Java's network classes have changed a lot more slowly since Java 1.0 than other parts of the core API. In comparison to the AWT or I/O, there have been almost no changes and only a few additions. Of course, all network programs make extensive use of the I/O classes and many make heavy use of GUIs. This book is written with the assumption that you and your customers are using at least Java 1.1. In general, I use Java 1.1 features like readers and writers and the new event model freely without further explanation.
Java 2 is a bit more of a stretch. Although I wrote almost this entire book using Java 2, and although Java 2 has been available for most platforms for several years , no Java 2 runtime or development environment is yet available for MacOS 9. It is virtually certain that neither Apple nor Sun will ever port any version of Java 2 to MacOS 9.x or earlier, thus effectively locking out 60% of the current Mac-installed base from future developments. This is not a good thing for a language that claims to be "write once, run anywhere ." Furthermore, Microsoft's Java virtual machine supports Java 1.1 only and does not seem likely to improve in this respect for the foreseeable future. Thus, while I have not shied away from using Java 2-specific features where they seemed useful or convenientfor instance, the ASCII encoding for the InputStreamReader and the keytool programI have been careful to point out my use of such features. Where 1.1 safe alternatives exist, they are noted. When a particular method or class is new in Java 1.2 or later, it is noted by a comment following its declaration like this:
public void setTimeToLive(int ttl) throws IOException // Java 1.2
To further muddy the waters, there are multiple versions of Java 2. At the time this book was completed, the current release was the "Java 2 SDK, Standard Edition, v 1.4.2_05". At least that's what it was called then. Sun seems to change names at the drop of a marketing consultant. In previous incarnations, this is what was simply known as the JDK. Sun also makes available the "Java 2 Platform, Enterprise Edition (J2EE )" and "Java 2 Platform, Micro Edition (J2ME )". The Enterprise Edition is a superset of the standard edition that adds features like the Java Naming and Directory Interface and the JavaMail API that provide high-level APIs for distributed applications. Most of these additional APIs are also available as extensions to the standard edition, and will be so treated here. The Micro Edition is a subset of the standard edition targeted at cell phones, set-top boxes, and other memory, CPU, and display-challenged devices. It removes a lot of the GUI APIs programmers have learned to associate with Java, although surprisingly it retains many of the basic networking and I/O classes discussed in this book. Finally, when this book was about half complete, Sun released a beta of the "Java 2 SDK, Standard Edition, v1.5". This added a few pieces to the networking API, but left most of the existing API untouched. Over the next few months Sun released several more betas of JDK 1.5. The finishing touches were placed on this book and all the code tested with JDK 1.5 beta 2. You shouldn't have any trouble using this book after 1.5 is released. With any luck at all, discrepancies between the final specification and what I discuss here will be quite minor.

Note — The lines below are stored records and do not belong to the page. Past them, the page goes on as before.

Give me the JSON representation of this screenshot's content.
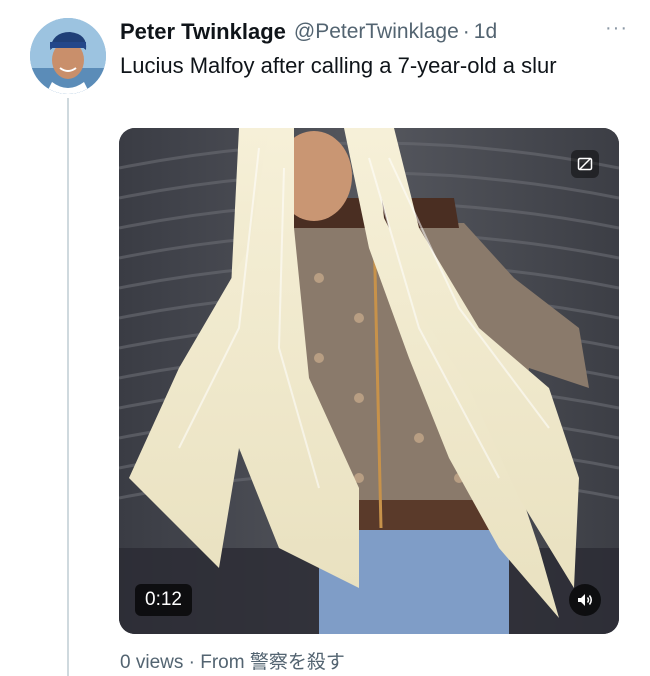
{
  "author": {
    "name": "Peter Twinklage",
    "handle": "@PeterTwinklage",
    "separator": "·",
    "time": "1d"
  },
  "tweet": {
    "text": "Lucius Malfoy after calling a 7-year-old a slur"
  },
  "media": {
    "duration": "0:12",
    "badge_icon": "gif-icon",
    "volume_icon": "speaker-icon"
  },
  "footer": {
    "views": "0 views",
    "separator": "·",
    "from_label": "From",
    "source": "警察を殺す"
  },
  "more_icon": "more-icon"
}
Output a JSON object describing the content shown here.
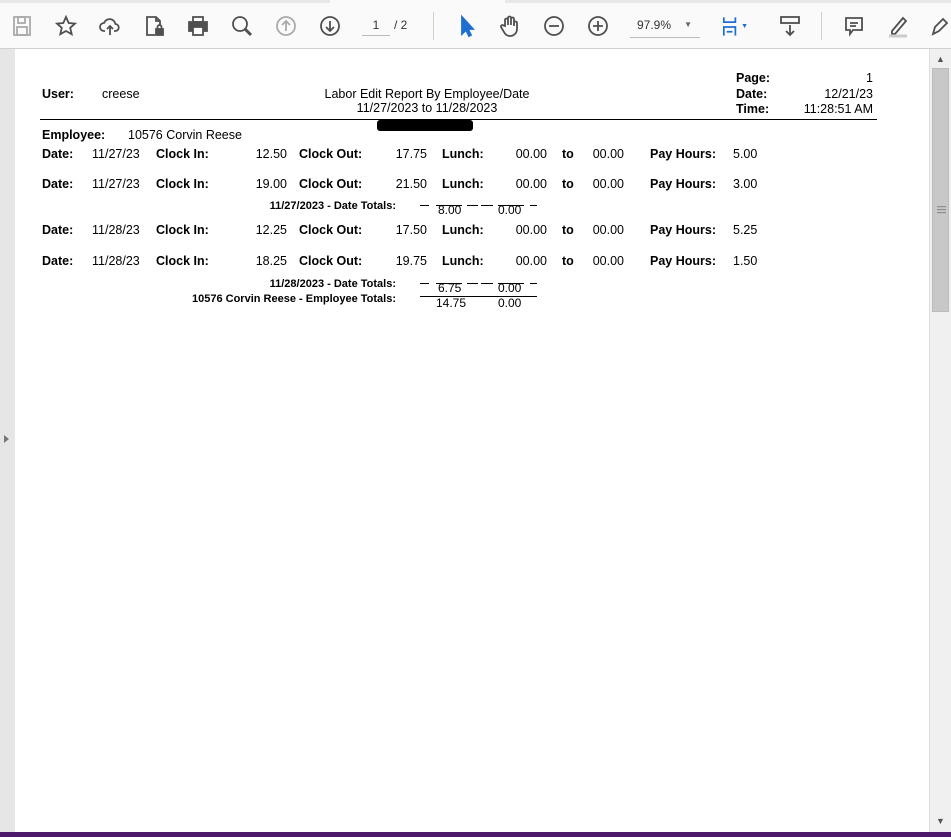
{
  "toolbar": {
    "page_current": "1",
    "page_total": "/ 2",
    "zoom": "97.9%",
    "icons": [
      "save-icon",
      "bookmark-star-icon",
      "upload-cloud-icon",
      "protect-document-icon",
      "print-icon",
      "search-zoom-icon",
      "previous-page-icon",
      "next-page-icon",
      "select-cursor-icon",
      "hand-tool-icon",
      "zoom-out-icon",
      "zoom-in-icon",
      "fit-page-icon",
      "read-mode-icon",
      "comment-icon",
      "highlight-icon",
      "sign-icon"
    ]
  },
  "report": {
    "user_label": "User:",
    "user": "creese",
    "title": "Labor Edit Report By Employee/Date",
    "date_range": "11/27/2023 to 11/28/2023",
    "page_label": "Page:",
    "page": "1",
    "date_label": "Date:",
    "date": "12/21/23",
    "time_label": "Time:",
    "time": "11:28:51 AM",
    "employee_label": "Employee:",
    "employee": "10576 Corvin Reese",
    "labels": {
      "date": "Date:",
      "clock_in": "Clock In:",
      "clock_out": "Clock  Out:",
      "lunch": "Lunch:",
      "to": "to",
      "pay_hours": "Pay Hours:"
    },
    "rows": [
      {
        "date": "11/27/23",
        "in": "12.50",
        "out": "17.75",
        "lunch_from": "00.00",
        "lunch_to": "00.00",
        "pay": "5.00"
      },
      {
        "date": "11/27/23",
        "in": "19.00",
        "out": "21.50",
        "lunch_from": "00.00",
        "lunch_to": "00.00",
        "pay": "3.00"
      },
      {
        "date": "11/28/23",
        "in": "12.25",
        "out": "17.50",
        "lunch_from": "00.00",
        "lunch_to": "00.00",
        "pay": "5.25"
      },
      {
        "date": "11/28/23",
        "in": "18.25",
        "out": "19.75",
        "lunch_from": "00.00",
        "lunch_to": "00.00",
        "pay": "1.50"
      }
    ],
    "totals": [
      {
        "label": "11/27/2023 - Date Totals:",
        "hours": "8.00",
        "lunch": "0.00"
      },
      {
        "label": "11/28/2023 - Date Totals:",
        "hours": "6.75",
        "lunch": "0.00"
      },
      {
        "label": "10576 Corvin Reese - Employee Totals:",
        "hours": "14.75",
        "lunch": "0.00"
      }
    ]
  }
}
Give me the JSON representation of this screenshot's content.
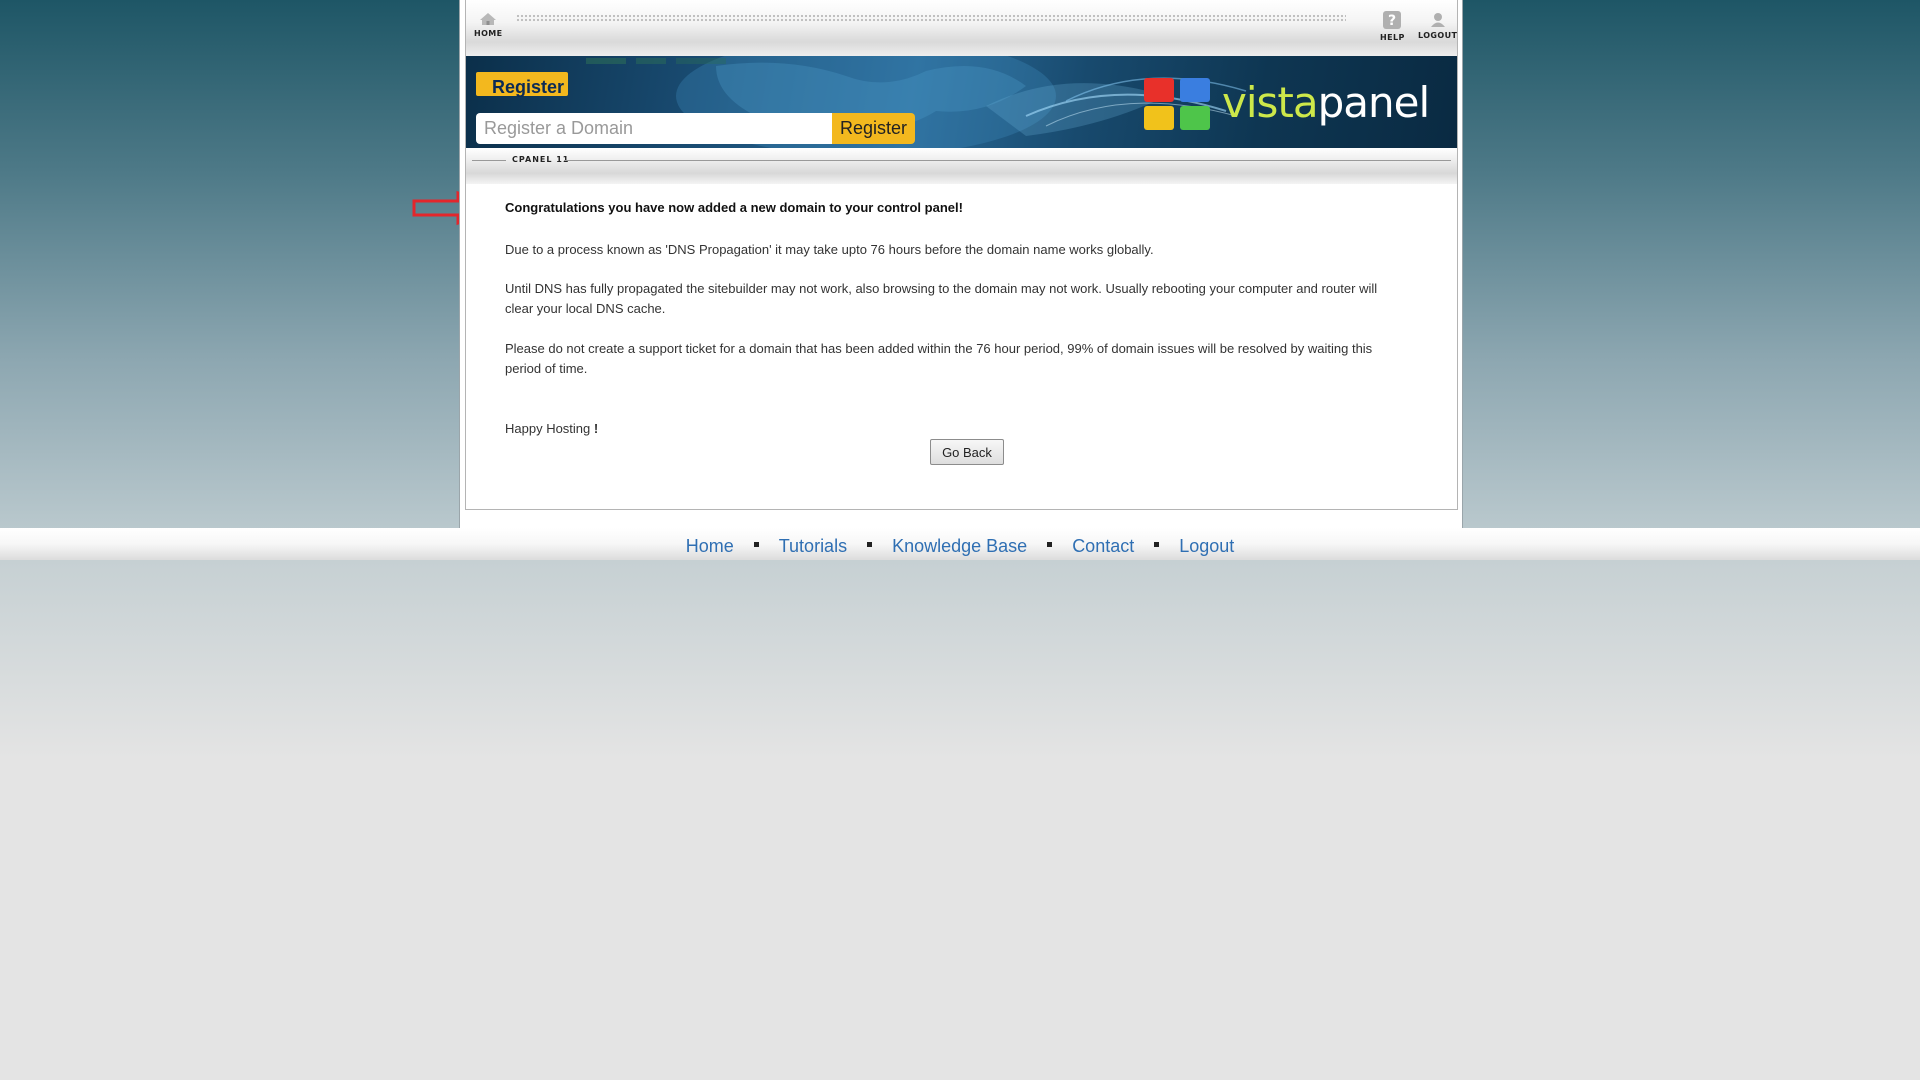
{
  "toolbar": {
    "home_label": "HOME",
    "help_label": "HELP",
    "logout_label": "LOGOUT"
  },
  "banner": {
    "tag_label": "Register",
    "domain_input_placeholder": "Register a Domain",
    "domain_input_value": "",
    "register_button_label": "Register",
    "logo_prefix": "vista",
    "logo_suffix": "panel"
  },
  "subbar": {
    "label": "CPANEL 11"
  },
  "message": {
    "headline": "Congratulations you have now added a new domain to your control panel!",
    "para1": "Due to a process known as 'DNS Propagation' it may take upto 76 hours before the domain name works globally.",
    "para2": "Until DNS has fully propagated the sitebuilder may not work, also browsing to the domain may not work. Usually rebooting your computer and router will clear your local DNS cache.",
    "para3": "Please do not create a support ticket for a domain that has been added within the 76 hour period, 99% of domain issues will be resolved by waiting this period of time.",
    "closing": "Happy Hosting",
    "closing_mark": "!",
    "go_back_label": "Go Back"
  },
  "footer": {
    "links": [
      "Home",
      "Tutorials",
      "Knowledge Base",
      "Contact",
      "Logout"
    ]
  },
  "colors": {
    "accent": "#f3b81e",
    "link": "#2f6fb3",
    "annotation_arrow": "#e3262c"
  }
}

To be honest, the most annoying problem with all these different versions and editions was not the rewriting they necessitated. It was figuring out how to identify them in the text. I simply refuse to write Java 2 SDK, Standard Edition, v1.3 or even Java 2 1.3 every time I want to point out a new feature in the latest release of Java. I normally simply refer to Java 1.1, Java 1.2, Java 1.3, Java 1.4, and Java 1.5. Overall, though, the networking API seems fairly stable. Java 1.1 through Java 1.3 are very similar, and there are a few only major additions in Java 1.4 and 1.5. Very little of the post-1.0 networking API has been deprecated.